■ Records supplied ■
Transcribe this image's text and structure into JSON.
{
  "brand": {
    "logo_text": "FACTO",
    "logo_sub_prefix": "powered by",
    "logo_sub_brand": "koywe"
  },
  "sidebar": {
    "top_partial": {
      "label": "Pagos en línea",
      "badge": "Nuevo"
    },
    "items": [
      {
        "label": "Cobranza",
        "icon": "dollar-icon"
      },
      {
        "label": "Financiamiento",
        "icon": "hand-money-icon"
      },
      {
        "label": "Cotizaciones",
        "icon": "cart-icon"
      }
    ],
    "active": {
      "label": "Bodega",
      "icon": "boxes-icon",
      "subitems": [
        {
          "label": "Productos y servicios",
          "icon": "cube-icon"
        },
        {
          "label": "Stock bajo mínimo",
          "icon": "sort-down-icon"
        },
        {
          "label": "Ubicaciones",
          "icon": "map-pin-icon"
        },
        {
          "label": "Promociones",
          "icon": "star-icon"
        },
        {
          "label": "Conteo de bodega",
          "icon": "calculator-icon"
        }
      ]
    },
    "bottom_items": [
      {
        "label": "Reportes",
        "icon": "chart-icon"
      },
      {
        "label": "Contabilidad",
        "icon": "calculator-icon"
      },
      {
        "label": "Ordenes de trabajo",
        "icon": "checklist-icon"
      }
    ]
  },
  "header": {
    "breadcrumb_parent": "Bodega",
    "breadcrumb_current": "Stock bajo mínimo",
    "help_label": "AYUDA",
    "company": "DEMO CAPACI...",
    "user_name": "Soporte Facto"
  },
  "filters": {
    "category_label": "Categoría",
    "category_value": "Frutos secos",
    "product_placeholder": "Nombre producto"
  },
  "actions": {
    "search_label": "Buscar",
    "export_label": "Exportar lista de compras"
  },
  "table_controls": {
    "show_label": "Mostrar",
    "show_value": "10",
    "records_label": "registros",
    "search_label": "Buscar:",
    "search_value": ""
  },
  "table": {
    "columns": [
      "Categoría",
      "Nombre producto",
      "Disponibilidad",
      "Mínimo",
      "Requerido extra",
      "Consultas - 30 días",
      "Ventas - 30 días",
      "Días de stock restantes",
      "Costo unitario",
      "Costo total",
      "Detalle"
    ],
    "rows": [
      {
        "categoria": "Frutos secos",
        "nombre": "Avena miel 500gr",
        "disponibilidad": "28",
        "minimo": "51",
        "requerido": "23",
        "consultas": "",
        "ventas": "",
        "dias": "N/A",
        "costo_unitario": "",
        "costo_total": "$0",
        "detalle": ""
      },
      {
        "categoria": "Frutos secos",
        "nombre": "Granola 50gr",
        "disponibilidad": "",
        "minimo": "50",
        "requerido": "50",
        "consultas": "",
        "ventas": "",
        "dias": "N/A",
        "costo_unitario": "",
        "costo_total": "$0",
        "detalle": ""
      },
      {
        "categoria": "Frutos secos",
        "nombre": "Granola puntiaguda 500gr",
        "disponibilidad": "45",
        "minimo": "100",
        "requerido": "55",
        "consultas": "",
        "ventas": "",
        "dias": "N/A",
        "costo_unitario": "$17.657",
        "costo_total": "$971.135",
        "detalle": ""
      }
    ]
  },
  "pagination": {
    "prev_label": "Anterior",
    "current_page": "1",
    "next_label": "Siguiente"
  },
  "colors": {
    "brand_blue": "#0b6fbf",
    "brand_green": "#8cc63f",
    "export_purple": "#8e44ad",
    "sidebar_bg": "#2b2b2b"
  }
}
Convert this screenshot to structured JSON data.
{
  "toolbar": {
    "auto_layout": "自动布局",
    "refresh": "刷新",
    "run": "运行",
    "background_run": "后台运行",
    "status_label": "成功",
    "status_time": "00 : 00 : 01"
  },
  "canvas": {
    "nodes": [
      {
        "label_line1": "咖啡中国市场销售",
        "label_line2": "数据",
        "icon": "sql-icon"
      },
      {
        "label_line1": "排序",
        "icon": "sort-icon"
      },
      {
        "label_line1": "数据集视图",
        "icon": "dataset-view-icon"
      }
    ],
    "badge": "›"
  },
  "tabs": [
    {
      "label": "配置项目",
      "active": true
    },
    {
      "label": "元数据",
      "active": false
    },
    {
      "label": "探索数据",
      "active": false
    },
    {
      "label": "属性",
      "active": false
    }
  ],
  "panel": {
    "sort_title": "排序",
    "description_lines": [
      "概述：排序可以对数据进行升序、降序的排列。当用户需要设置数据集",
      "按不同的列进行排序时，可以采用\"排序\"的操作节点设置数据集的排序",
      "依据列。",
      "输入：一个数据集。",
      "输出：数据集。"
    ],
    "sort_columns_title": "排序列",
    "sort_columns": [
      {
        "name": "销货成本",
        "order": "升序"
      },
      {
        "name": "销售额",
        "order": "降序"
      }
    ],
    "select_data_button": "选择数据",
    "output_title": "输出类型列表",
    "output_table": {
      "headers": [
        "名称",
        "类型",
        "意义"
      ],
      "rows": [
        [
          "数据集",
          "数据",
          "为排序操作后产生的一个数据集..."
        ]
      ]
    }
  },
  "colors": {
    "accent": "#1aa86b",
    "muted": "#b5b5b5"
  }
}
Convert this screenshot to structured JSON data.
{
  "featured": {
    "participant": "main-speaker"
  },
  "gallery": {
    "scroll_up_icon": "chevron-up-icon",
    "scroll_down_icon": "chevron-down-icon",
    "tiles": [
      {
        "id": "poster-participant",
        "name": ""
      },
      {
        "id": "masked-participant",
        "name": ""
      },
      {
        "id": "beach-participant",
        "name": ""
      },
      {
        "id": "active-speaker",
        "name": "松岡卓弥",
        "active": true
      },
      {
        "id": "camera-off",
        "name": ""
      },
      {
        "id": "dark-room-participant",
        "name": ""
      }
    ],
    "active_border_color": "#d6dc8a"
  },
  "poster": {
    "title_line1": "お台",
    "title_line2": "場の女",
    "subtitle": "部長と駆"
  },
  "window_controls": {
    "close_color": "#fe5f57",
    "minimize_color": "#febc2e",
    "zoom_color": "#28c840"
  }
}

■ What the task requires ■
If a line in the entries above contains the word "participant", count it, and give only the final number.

■ Worked solution ■
5